WORK TO COMPLETE: Every line in the entries that holds "example" should be identified and copied.

GIVEN RECORDS:
|---|
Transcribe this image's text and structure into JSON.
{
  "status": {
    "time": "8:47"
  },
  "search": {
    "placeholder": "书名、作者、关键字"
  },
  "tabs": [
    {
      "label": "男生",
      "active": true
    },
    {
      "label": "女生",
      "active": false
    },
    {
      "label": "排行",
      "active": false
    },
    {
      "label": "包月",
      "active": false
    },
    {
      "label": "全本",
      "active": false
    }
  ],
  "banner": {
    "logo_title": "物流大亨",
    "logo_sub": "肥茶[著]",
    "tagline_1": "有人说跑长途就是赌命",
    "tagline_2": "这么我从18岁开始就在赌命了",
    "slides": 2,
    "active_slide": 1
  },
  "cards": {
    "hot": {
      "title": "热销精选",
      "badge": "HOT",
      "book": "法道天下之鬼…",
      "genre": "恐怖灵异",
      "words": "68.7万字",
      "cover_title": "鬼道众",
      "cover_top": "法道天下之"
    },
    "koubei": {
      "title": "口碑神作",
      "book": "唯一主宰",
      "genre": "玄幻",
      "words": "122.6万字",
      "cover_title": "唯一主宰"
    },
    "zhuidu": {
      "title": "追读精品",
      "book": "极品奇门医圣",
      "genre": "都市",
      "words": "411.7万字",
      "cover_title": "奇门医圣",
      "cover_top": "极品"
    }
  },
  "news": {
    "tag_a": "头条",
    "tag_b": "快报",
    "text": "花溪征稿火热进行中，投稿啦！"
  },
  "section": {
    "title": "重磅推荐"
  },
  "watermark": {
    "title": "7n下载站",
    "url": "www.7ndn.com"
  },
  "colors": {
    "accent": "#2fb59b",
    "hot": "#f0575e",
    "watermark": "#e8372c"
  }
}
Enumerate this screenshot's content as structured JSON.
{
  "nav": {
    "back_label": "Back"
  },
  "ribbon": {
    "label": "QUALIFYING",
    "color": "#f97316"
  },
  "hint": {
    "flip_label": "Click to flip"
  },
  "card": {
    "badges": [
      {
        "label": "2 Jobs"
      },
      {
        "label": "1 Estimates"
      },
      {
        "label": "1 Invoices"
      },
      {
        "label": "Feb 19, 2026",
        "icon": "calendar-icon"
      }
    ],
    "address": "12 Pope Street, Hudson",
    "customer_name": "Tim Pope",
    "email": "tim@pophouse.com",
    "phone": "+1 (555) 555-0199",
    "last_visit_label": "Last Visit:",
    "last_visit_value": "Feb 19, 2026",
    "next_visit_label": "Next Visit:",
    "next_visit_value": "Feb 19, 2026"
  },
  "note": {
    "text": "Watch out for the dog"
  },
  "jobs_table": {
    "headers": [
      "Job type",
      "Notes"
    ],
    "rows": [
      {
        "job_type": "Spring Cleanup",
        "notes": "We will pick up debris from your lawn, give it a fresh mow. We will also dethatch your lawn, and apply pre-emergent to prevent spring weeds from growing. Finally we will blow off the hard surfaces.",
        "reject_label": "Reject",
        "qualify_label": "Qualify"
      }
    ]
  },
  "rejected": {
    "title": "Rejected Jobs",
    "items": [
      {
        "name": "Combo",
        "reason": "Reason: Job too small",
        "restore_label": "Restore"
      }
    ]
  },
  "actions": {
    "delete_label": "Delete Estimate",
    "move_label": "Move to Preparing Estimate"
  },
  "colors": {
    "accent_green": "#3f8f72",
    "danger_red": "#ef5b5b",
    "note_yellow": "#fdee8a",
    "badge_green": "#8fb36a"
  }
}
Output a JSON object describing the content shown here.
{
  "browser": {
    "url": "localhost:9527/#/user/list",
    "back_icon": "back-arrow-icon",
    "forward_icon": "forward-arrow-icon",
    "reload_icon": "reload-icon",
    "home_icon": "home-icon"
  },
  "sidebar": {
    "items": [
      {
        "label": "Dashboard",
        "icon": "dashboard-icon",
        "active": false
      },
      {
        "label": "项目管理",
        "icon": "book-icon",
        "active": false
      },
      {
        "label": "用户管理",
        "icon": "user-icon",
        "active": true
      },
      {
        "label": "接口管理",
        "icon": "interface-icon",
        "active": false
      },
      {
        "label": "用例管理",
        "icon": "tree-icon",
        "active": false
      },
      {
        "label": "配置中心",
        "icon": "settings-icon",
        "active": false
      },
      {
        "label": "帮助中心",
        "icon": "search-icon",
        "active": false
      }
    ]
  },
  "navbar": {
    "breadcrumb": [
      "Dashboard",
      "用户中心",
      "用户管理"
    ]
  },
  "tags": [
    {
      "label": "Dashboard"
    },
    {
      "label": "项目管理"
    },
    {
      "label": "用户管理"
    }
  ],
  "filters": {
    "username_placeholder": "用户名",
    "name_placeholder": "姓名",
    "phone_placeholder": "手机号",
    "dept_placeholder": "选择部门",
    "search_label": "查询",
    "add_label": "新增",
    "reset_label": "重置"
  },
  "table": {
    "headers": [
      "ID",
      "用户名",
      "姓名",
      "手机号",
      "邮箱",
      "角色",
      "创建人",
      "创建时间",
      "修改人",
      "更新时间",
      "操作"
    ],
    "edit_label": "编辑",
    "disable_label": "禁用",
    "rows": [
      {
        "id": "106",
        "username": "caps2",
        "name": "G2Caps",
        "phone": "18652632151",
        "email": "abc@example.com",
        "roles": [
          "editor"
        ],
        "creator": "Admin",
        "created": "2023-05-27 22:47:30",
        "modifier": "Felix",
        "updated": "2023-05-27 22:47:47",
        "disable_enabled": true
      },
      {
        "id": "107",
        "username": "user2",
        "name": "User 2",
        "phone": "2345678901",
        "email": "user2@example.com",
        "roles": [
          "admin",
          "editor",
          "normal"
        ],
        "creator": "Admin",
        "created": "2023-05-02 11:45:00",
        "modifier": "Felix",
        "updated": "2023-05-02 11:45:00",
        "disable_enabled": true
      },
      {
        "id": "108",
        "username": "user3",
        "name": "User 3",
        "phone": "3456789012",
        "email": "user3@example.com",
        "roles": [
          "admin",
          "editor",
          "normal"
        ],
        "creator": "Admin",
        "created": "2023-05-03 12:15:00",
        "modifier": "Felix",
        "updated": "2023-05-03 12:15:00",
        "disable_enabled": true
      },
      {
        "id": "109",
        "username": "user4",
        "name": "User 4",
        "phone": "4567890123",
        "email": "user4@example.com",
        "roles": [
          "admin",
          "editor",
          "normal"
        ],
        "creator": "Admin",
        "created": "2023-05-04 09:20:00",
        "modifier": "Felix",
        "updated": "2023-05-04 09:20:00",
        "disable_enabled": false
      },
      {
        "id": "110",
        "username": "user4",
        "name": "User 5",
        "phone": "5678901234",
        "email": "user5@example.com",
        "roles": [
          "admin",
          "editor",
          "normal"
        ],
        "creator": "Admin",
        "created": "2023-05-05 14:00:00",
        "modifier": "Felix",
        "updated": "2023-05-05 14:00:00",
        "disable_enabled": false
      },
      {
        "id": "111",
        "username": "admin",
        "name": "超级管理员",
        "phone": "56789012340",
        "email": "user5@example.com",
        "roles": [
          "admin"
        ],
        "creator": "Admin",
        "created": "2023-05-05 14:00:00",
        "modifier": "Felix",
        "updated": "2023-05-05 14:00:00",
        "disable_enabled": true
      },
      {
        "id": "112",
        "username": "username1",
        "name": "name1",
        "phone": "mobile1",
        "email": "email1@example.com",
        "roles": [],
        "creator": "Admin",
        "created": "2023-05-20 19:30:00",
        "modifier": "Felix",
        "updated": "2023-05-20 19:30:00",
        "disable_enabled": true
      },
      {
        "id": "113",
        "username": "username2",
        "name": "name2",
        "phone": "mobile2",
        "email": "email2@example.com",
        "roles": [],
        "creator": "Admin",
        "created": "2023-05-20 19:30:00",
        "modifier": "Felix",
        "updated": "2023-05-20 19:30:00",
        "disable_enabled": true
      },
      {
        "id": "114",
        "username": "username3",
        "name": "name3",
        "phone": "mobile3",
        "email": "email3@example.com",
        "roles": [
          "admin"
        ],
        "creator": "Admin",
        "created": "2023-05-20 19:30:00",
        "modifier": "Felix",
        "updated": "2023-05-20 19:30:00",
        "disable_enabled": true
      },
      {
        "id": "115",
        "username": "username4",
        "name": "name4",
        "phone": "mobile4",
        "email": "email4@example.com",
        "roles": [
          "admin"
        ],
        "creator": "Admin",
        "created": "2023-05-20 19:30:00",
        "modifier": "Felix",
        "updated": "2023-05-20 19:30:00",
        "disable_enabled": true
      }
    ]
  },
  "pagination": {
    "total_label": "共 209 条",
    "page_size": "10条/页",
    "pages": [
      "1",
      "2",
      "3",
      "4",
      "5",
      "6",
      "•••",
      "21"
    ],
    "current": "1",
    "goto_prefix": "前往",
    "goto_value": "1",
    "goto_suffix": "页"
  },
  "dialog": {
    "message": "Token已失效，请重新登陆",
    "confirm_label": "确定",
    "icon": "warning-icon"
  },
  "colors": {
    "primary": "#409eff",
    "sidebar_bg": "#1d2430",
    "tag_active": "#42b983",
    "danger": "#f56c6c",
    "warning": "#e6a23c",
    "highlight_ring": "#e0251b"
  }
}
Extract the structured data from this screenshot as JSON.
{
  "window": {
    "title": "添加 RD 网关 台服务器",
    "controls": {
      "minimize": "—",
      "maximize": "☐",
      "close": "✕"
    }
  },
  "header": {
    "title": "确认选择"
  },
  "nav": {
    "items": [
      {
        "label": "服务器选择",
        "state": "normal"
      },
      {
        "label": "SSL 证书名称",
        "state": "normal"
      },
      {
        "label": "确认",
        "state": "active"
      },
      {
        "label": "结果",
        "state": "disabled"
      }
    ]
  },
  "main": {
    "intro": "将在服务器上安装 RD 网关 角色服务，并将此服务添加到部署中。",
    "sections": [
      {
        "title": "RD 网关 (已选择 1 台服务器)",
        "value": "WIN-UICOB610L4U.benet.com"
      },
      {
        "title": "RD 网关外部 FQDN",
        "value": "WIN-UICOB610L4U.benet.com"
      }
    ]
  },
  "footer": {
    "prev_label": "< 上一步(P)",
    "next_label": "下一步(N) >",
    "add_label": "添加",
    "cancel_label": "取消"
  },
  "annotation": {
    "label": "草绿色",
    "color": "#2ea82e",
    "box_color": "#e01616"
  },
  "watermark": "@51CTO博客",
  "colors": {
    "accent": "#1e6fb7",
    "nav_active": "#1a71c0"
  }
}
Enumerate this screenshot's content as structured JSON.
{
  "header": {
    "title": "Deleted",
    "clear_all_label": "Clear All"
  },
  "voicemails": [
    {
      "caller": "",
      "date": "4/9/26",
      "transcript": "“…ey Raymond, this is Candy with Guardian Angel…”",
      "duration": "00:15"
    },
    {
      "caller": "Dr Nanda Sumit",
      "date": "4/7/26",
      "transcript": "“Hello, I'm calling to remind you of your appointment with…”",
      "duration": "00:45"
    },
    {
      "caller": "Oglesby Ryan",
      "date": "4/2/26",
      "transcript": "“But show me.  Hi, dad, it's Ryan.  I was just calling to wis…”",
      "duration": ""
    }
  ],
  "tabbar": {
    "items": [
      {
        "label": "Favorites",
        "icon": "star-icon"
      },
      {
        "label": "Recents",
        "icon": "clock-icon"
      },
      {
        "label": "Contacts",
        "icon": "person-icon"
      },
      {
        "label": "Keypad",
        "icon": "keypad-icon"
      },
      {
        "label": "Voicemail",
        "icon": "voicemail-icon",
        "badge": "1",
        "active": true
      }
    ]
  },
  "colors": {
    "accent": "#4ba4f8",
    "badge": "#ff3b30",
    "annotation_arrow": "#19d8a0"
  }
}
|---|
PROBLEM SOLUTION:
        "email": "abc@example.com",
        "email": "user2@example.com",
        "email": "user3@example.com",
        "email": "user4@example.com",
        "email": "user5@example.com",
        "email": "user5@example.com",
        "email": "email1@example.com",
        "email": "email2@example.com",
        "email": "email3@example.com",
        "email": "email4@example.com",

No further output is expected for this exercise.